Part of the educational rush stems from the fact that although Proposition 64, which allowed for recreational use by adults 21 and over, was approved by voters in 2016, it took more than a year for state laws and licensing to be phased in. The commercial sale of cannabis, without a medical recommendation, began on Jan. 1 of this year. Consumers are now trying to understand what’s available over the counter.
As a result, demand for cannabis socials has surged. At HerbaBuena, founder Alicia Rose said she’d already fielded requests for 20 parties in the first three months of this year — about as many as she conducted in all of 2017.
Kikoko, popular for its frilly “high tea” events with china tea cups, hats and gloves, has educated 500 women at 27 weekend teas since it launched in June 2017. Demand for tea parties has climbed in recent weeks, after being featured in a seven-page spread in O, the Oprah Magazine.
But the company can’t be everywhere, so it has created a “Throw Your Own High Tea” guide on its website with information to download and print out about dosage and potency, along with recipes for cannabis tea mocktails. Pushing the parties onto private hosts is also a way for Kikoko (and other companies) to comply with the law. As of Jan. 1, cannabis manufacturers are no longer able to host parties and give away or sell cannabis on site. Private citizens can host and buypurchase cannabis ahead of time to provide for their guests to try, as Sutherland did at her mixer. Guests may also bring their own cannabis to a private party. (Consumption is not allowed in restaurants, wineries or venues with firearms licenses.)

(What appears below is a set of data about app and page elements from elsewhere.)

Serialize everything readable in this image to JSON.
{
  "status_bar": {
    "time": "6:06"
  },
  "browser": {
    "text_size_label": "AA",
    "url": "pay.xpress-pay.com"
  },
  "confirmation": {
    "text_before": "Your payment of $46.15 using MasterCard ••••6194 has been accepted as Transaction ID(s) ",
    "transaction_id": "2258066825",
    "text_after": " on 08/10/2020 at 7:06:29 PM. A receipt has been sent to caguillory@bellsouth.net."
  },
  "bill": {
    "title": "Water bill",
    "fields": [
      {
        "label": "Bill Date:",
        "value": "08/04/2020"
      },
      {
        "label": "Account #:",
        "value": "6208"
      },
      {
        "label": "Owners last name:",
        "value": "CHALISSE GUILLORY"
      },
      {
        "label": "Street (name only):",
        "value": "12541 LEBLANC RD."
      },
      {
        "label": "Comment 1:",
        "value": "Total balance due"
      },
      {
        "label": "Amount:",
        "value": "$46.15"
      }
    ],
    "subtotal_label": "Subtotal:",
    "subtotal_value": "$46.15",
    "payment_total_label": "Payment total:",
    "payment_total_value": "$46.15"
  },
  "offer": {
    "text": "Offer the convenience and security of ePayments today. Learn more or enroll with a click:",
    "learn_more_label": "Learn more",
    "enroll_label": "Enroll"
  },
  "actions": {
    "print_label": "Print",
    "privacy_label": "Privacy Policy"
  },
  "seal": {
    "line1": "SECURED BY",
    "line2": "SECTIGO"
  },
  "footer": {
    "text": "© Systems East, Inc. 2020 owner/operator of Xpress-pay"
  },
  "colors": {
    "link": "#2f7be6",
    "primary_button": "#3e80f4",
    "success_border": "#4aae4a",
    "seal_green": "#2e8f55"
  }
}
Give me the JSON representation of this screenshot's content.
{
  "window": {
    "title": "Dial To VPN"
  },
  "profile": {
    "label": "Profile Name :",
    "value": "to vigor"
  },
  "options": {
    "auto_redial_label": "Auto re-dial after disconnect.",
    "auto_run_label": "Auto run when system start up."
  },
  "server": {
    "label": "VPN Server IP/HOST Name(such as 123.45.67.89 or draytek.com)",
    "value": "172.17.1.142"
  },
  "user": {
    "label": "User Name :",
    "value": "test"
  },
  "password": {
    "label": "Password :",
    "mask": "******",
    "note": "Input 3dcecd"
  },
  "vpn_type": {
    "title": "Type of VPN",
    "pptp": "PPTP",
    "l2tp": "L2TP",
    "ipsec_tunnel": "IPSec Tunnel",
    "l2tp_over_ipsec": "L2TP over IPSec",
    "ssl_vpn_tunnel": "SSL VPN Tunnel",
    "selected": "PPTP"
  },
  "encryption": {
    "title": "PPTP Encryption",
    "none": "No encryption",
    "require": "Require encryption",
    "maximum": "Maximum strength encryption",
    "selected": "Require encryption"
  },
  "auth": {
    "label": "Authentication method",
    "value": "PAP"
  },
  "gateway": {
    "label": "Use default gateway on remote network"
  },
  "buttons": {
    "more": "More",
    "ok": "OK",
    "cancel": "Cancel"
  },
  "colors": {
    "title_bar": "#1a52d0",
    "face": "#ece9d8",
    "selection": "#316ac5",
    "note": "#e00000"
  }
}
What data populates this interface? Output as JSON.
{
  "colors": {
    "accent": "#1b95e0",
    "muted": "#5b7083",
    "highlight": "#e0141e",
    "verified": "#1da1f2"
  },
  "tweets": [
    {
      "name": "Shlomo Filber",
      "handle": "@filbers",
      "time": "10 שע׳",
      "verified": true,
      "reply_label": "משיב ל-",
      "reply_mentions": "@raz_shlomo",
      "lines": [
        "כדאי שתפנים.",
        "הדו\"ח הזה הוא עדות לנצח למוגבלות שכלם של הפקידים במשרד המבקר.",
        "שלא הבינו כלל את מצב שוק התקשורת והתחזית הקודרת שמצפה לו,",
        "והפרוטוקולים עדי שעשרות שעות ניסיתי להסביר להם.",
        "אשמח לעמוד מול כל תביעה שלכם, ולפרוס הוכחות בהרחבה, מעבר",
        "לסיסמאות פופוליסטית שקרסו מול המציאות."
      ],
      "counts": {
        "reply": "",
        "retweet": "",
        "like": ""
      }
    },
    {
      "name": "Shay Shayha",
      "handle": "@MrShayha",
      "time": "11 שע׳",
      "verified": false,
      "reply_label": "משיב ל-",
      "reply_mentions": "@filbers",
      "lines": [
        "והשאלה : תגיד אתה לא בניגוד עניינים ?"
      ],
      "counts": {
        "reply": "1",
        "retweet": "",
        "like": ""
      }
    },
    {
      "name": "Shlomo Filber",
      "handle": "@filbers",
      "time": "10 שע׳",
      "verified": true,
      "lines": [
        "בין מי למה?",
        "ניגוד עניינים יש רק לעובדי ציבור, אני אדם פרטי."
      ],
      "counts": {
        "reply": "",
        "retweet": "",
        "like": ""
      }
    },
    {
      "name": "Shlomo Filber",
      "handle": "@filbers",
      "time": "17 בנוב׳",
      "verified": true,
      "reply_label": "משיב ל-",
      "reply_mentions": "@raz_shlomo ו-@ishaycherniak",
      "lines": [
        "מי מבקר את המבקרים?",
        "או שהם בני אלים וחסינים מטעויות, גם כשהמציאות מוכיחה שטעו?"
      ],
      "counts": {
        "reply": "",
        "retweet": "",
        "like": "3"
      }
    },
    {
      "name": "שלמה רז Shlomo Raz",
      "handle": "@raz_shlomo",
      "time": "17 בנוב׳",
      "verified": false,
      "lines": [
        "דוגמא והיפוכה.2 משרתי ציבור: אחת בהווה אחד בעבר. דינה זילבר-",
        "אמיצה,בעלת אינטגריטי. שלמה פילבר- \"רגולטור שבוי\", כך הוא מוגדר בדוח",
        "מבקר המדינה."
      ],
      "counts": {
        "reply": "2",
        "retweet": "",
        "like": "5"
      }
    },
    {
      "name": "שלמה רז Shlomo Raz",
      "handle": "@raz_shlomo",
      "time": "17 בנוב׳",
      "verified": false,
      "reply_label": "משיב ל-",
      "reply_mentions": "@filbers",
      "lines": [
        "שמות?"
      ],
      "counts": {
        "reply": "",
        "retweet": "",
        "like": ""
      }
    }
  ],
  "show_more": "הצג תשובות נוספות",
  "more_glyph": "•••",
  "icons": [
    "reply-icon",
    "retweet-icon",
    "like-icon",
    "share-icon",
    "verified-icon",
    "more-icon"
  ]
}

The boom in cannabis education in California, especially about cannabis for health, reflects a national trend toward “purposeful consumption,” said Linda Gilbert, managing director of consumer insights for BDS Analytics, a Boulder, Colo., cannabis market data, analytics and consumer insights firm. Its surveys of 11,600 U.S. adults ages 21 and over show that in general, women — and mothers in particular — favor micro-dose products for daytime use, not for inebriation, but “to take the edge off,” Gilbert said, and prefer edibles, which are more discreet than smoking or vaping. BDS data shows that California cannabis consumers earns $93,800 a year on average; that 20 percent hold master’s degrees; and that 64 percent have children.
Sharon Krinsky, 55, chief executive officer of Society Jane, a San Francisco cannabis delivery service, said women attending her “Society Jane Soirees” want three things from cannabis: pain relief, anxiety relief and sleep. “We hear at least 10 times per party, ‘I don’t want to get high,'” Krinsky said. “And we say, ‘You don’t have to.’”
That was the lesson at the recent happy hour party, where guests were told to control the amount of THC or CBD they ingested by the rate at which they sipped their tea. Guests also felt a sense of trust — not just in the friend who was hosting, but in the information dispensed by Kikoko’s founders.
“It’s more intimidating to walk into a dispensary than your friend’s house,” said Ann, the tech marketer, sipping a cup of CBD-infused tea. “This feels the same as if she was having a regular wine party.”
This story has been updated since it was originally published because it contained information that should not have been included.